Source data
■ ■ ■

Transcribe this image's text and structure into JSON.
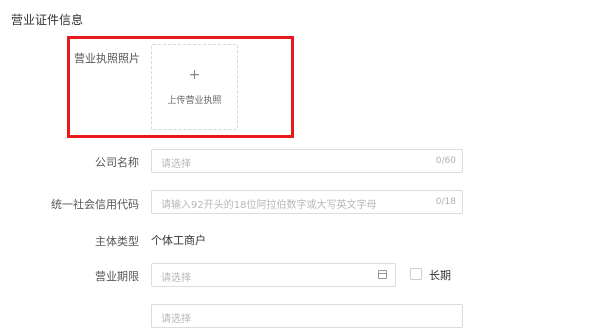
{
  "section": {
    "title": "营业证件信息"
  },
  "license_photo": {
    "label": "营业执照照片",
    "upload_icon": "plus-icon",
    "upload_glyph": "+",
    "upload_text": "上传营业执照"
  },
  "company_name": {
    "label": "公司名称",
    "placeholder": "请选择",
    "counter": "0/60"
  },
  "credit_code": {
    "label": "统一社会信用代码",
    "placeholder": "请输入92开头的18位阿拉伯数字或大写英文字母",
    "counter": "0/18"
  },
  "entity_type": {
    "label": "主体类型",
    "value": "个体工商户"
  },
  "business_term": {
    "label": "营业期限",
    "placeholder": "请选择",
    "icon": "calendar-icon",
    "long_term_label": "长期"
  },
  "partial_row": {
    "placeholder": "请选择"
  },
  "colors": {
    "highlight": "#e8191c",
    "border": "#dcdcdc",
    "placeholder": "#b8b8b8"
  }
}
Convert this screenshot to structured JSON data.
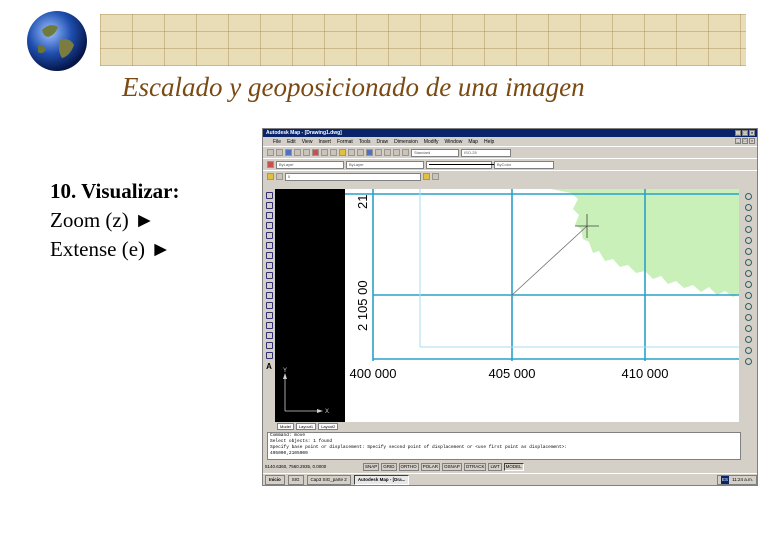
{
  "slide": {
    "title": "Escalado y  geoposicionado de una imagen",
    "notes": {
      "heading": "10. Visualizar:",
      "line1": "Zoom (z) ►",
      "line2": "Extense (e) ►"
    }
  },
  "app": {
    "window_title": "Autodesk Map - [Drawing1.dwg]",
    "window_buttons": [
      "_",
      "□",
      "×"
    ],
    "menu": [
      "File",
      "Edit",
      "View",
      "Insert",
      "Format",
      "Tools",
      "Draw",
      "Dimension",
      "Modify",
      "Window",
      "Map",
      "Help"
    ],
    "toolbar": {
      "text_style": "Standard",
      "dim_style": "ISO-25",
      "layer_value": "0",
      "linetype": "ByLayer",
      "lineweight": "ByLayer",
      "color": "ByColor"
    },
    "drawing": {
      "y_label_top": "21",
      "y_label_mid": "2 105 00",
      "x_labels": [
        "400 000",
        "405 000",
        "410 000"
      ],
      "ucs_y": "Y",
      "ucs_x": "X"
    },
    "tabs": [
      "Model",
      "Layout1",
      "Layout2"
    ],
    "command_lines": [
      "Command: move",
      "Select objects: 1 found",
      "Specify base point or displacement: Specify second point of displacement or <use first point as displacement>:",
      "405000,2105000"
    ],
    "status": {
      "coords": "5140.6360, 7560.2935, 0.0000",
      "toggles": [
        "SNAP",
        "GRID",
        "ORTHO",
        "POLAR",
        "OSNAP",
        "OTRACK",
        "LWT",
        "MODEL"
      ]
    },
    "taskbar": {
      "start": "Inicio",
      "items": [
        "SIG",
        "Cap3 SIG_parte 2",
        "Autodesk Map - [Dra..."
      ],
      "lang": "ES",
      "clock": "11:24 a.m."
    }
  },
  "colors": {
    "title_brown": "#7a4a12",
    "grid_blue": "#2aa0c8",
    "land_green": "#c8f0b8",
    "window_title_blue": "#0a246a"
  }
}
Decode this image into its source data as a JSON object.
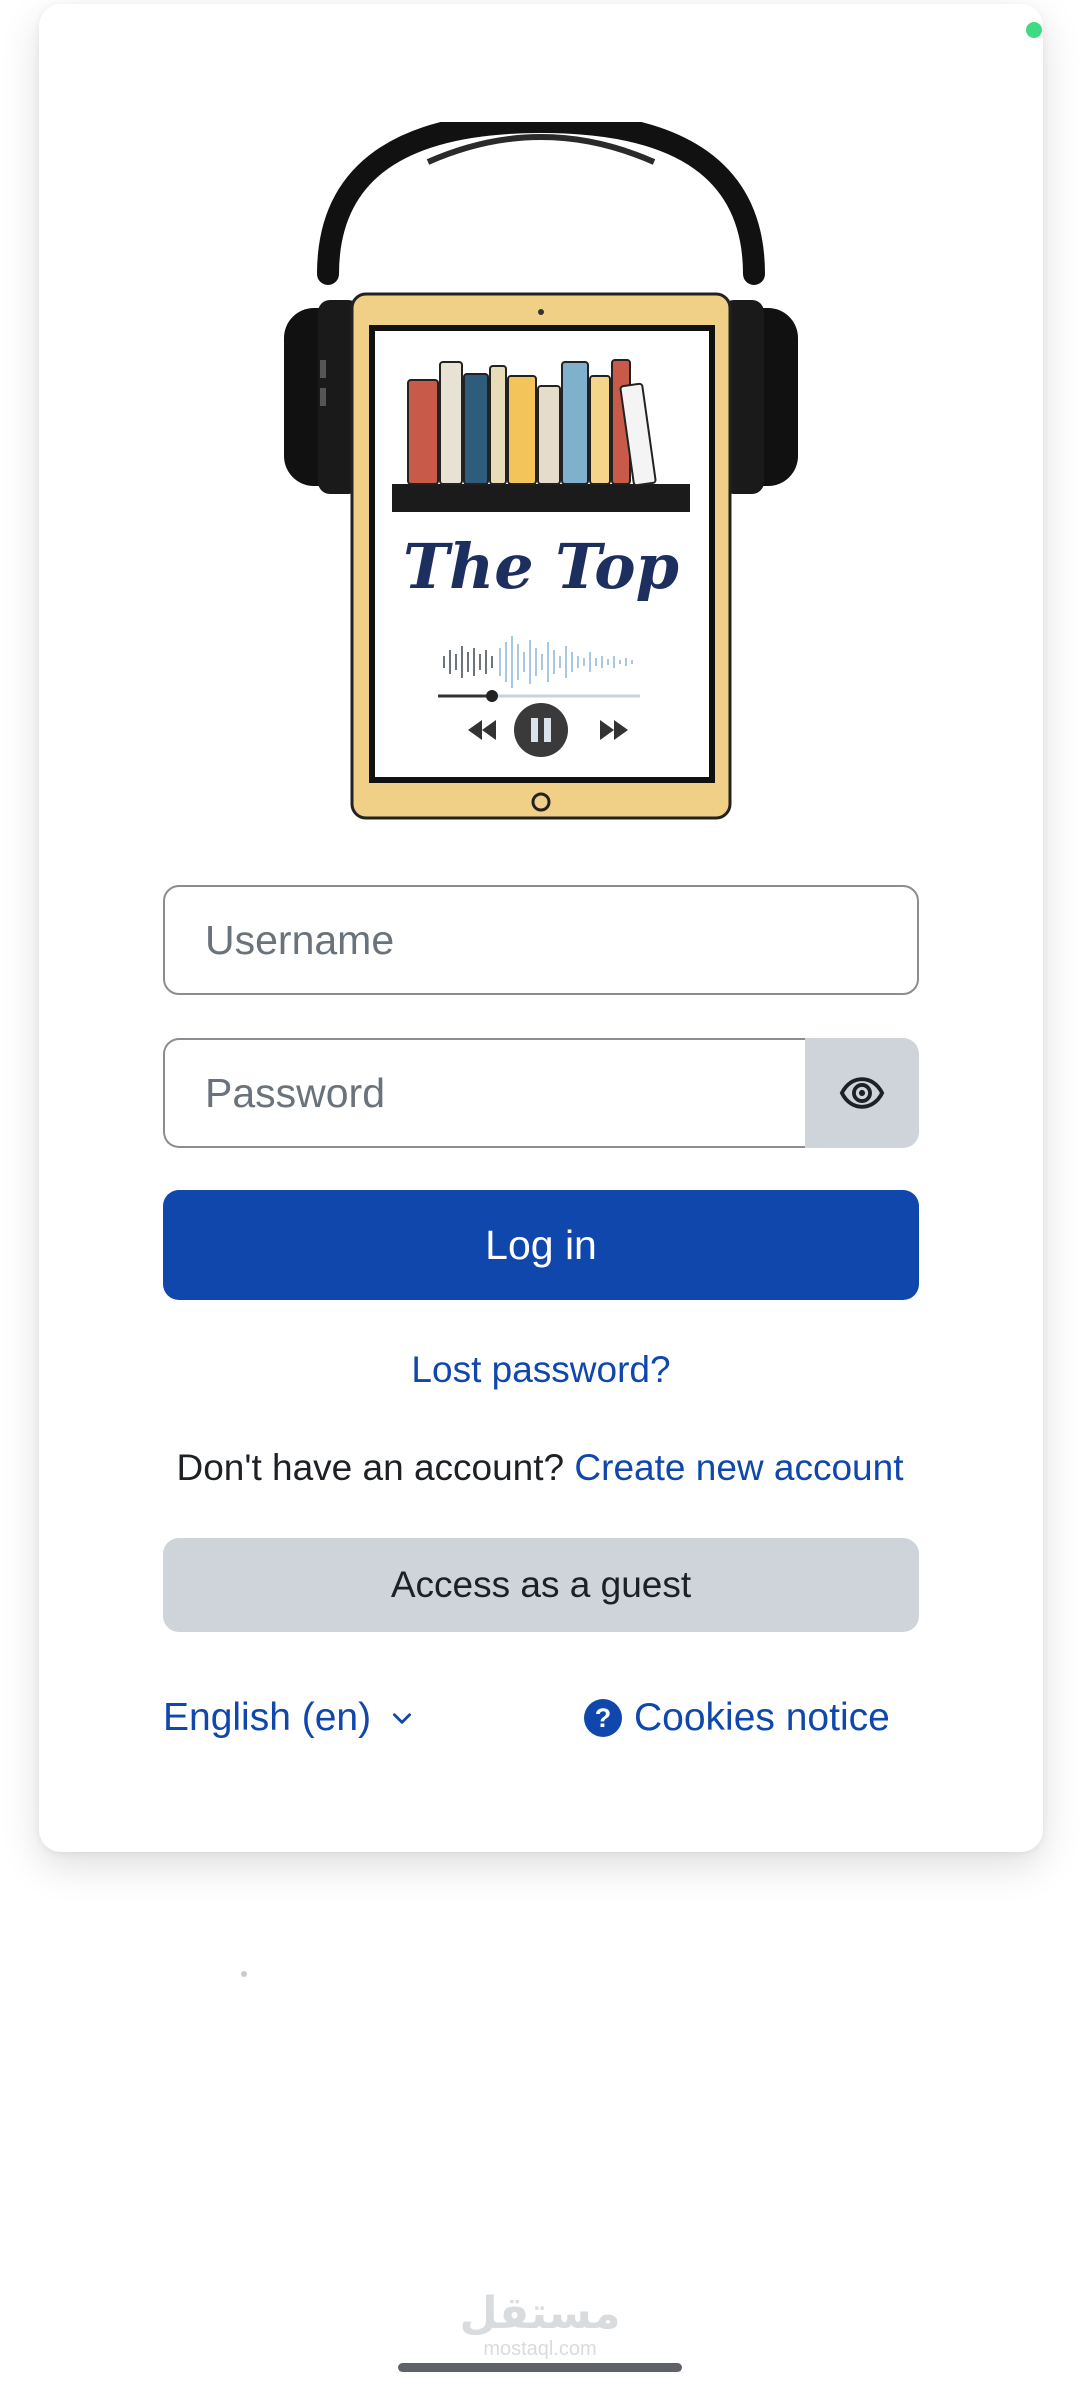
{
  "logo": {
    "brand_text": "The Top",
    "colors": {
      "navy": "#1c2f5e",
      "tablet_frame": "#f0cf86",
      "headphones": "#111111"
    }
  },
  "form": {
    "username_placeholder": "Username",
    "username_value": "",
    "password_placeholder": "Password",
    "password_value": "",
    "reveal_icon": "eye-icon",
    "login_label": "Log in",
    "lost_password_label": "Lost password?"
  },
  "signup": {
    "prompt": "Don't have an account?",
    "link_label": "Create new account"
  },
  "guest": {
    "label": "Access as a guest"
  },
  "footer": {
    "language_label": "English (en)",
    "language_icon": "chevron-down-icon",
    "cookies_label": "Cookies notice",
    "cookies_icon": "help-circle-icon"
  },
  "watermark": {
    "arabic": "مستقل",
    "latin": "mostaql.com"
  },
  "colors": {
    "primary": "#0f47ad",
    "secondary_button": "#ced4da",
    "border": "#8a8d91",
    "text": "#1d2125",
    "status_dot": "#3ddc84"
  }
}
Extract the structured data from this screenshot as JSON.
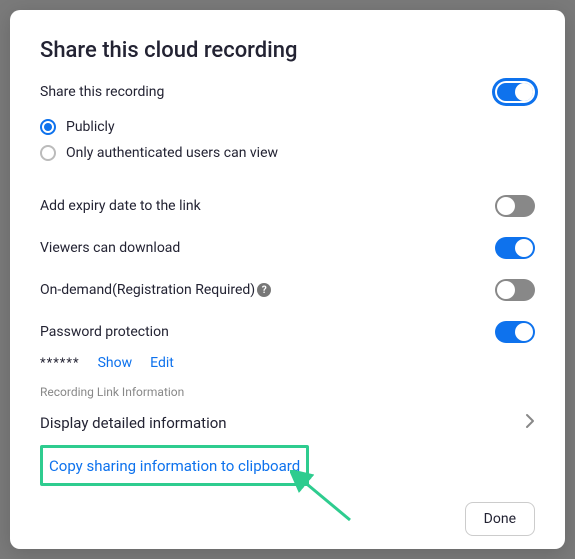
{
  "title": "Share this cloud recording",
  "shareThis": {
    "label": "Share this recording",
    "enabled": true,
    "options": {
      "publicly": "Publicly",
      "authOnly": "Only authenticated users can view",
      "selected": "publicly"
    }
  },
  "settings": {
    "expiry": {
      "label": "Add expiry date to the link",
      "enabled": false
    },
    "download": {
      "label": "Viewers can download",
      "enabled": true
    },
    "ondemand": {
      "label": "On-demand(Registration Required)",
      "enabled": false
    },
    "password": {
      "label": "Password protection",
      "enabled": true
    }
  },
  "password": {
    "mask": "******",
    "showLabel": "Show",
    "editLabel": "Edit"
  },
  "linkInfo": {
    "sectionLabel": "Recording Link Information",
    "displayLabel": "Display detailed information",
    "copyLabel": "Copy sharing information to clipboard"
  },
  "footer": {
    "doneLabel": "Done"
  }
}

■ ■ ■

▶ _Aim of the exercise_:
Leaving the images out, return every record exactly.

▶ _Result for this task_:
Transcribe this image's text and structure into JSON.
{
  "section": {
    "title": "营业证件信息"
  },
  "license_photo": {
    "label": "营业执照照片",
    "upload_icon": "plus-icon",
    "upload_glyph": "+",
    "upload_text": "上传营业执照"
  },
  "company_name": {
    "label": "公司名称",
    "placeholder": "请选择",
    "counter": "0/60"
  },
  "credit_code": {
    "label": "统一社会信用代码",
    "placeholder": "请输入92开头的18位阿拉伯数字或大写英文字母",
    "counter": "0/18"
  },
  "entity_type": {
    "label": "主体类型",
    "value": "个体工商户"
  },
  "business_term": {
    "label": "营业期限",
    "placeholder": "请选择",
    "icon": "calendar-icon",
    "long_term_label": "长期"
  },
  "partial_row": {
    "placeholder": "请选择"
  },
  "colors": {
    "highlight": "#e8191c",
    "border": "#dcdcdc",
    "placeholder": "#b8b8b8"
  }
}
Convert this screenshot to structured JSON data.
{
  "slide": {
    "title": "Escalado y  geoposicionado de una imagen",
    "notes": {
      "heading": "10. Visualizar:",
      "line1": "Zoom (z) ►",
      "line2": "Extense (e) ►"
    }
  },
  "app": {
    "window_title": "Autodesk Map - [Drawing1.dwg]",
    "window_buttons": [
      "_",
      "□",
      "×"
    ],
    "menu": [
      "File",
      "Edit",
      "View",
      "Insert",
      "Format",
      "Tools",
      "Draw",
      "Dimension",
      "Modify",
      "Window",
      "Map",
      "Help"
    ],
    "toolbar": {
      "text_style": "Standard",
      "dim_style": "ISO-25",
      "layer_value": "0",
      "linetype": "ByLayer",
      "lineweight": "ByLayer",
      "color": "ByColor"
    },
    "drawing": {
      "y_label_top": "21",
      "y_label_mid": "2 105 00",
      "x_labels": [
        "400 000",
        "405 000",
        "410 000"
      ],
      "ucs_y": "Y",
      "ucs_x": "X"
    },
    "tabs": [
      "Model",
      "Layout1",
      "Layout2"
    ],
    "command_lines": [
      "Command: move",
      "Select objects: 1 found",
      "Specify base point or displacement: Specify second point of displacement or <use first point as displacement>:",
      "405000,2105000"
    ],
    "status": {
      "coords": "5140.6360, 7560.2935, 0.0000",
      "toggles": [
        "SNAP",
        "GRID",
        "ORTHO",
        "POLAR",
        "OSNAP",
        "OTRACK",
        "LWT",
        "MODEL"
      ]
    },
    "taskbar": {
      "start": "Inicio",
      "items": [
        "SIG",
        "Cap3 SIG_parte 2",
        "Autodesk Map - [Dra..."
      ],
      "lang": "ES",
      "clock": "11:24 a.m."
    }
  },
  "colors": {
    "title_brown": "#7a4a12",
    "grid_blue": "#2aa0c8",
    "land_green": "#c8f0b8",
    "window_title_blue": "#0a246a"
  }
}
Decode this image into its source data as a JSON object.
{
  "logo": {
    "brand_text": "The Top",
    "colors": {
      "navy": "#1c2f5e",
      "tablet_frame": "#f0cf86",
      "headphones": "#111111"
    }
  },
  "form": {
    "username_placeholder": "Username",
    "username_value": "",
    "password_placeholder": "Password",
    "password_value": "",
    "reveal_icon": "eye-icon",
    "login_label": "Log in",
    "lost_password_label": "Lost password?"
  },
  "signup": {
    "prompt": "Don't have an account?",
    "link_label": "Create new account"
  },
  "guest": {
    "label": "Access as a guest"
  },
  "footer": {
    "language_label": "English (en)",
    "language_icon": "chevron-down-icon",
    "cookies_label": "Cookies notice",
    "cookies_icon": "help-circle-icon"
  },
  "watermark": {
    "arabic": "مستقل",
    "latin": "mostaql.com"
  },
  "colors": {
    "primary": "#0f47ad",
    "secondary_button": "#ced4da",
    "border": "#8a8d91",
    "text": "#1d2125",
    "status_dot": "#3ddc84"
  }
}
Extract the structured data from this screenshot as JSON.
{
  "title": "Share this cloud recording",
  "shareThis": {
    "label": "Share this recording",
    "enabled": true,
    "options": {
      "publicly": "Publicly",
      "authOnly": "Only authenticated users can view",
      "selected": "publicly"
    }
  },
  "settings": {
    "expiry": {
      "label": "Add expiry date to the link",
      "enabled": false
    },
    "download": {
      "label": "Viewers can download",
      "enabled": true
    },
    "ondemand": {
      "label": "On-demand(Registration Required)",
      "enabled": false
    },
    "password": {
      "label": "Password protection",
      "enabled": true
    }
  },
  "password": {
    "mask": "******",
    "showLabel": "Show",
    "editLabel": "Edit"
  },
  "linkInfo": {
    "sectionLabel": "Recording Link Information",
    "displayLabel": "Display detailed information",
    "copyLabel": "Copy sharing information to clipboard"
  },
  "footer": {
    "doneLabel": "Done"
  }
}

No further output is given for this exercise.